## WORK TASK
Where "label" occurs in a line of the entries below, copy that line.

## DATA FOR ANALYSIS
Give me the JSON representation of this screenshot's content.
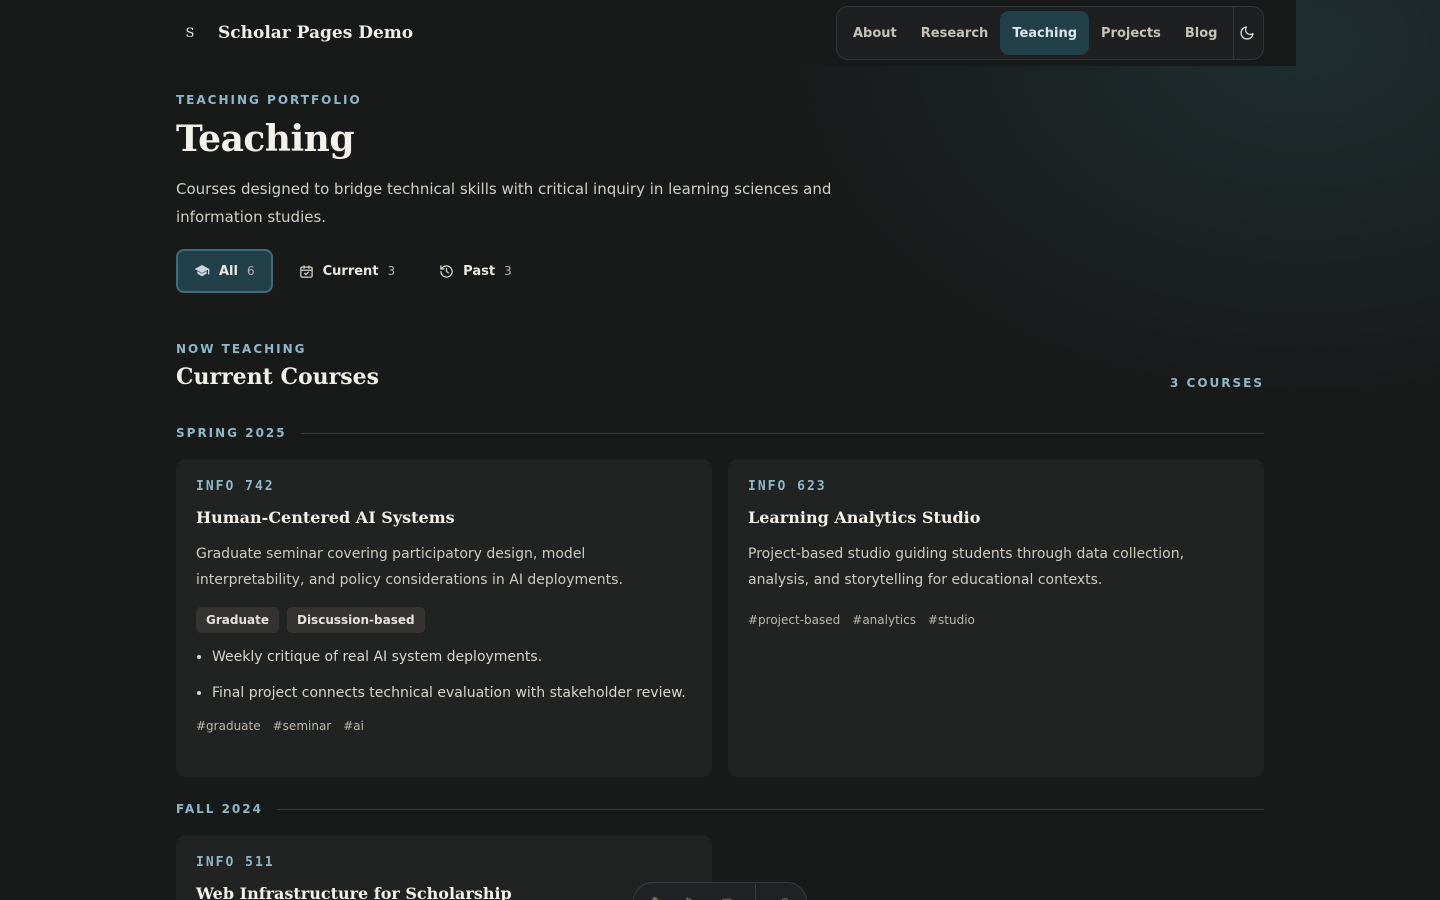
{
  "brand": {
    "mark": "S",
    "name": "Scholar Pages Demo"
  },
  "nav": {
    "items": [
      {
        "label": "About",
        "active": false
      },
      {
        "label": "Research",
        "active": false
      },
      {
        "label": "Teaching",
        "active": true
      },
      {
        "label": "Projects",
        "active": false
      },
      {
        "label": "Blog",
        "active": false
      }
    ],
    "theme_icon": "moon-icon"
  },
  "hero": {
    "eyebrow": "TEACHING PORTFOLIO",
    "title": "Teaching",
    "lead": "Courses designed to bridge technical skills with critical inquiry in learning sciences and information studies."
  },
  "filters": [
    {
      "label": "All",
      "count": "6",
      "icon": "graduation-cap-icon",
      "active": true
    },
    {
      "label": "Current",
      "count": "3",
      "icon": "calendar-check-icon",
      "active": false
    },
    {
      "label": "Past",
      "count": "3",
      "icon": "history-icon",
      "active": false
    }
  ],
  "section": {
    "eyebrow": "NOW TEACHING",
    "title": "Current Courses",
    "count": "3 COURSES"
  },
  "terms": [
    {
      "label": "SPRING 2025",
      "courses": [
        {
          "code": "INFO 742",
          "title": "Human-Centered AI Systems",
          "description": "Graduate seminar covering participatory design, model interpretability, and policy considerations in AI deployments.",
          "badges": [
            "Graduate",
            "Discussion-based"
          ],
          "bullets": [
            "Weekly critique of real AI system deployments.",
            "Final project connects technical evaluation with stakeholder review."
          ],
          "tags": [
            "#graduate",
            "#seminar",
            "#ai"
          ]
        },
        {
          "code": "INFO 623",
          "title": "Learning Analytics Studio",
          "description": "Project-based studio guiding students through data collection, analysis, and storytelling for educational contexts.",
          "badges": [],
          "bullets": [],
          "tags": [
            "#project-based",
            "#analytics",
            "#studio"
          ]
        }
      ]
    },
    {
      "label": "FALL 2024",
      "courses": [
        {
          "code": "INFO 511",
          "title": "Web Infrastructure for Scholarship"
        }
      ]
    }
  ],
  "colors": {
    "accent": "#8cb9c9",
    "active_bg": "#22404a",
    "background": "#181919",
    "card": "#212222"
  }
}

## RESPONSE TO THIS TASK
        "label": "About",
        "label": "Research",
        "label": "Teaching",
        "label": "Projects",
        "label": "Blog",
      "label": "All",
      "label": "Current",
      "label": "Past",
      "label": "SPRING 2025",
      "label": "FALL 2024",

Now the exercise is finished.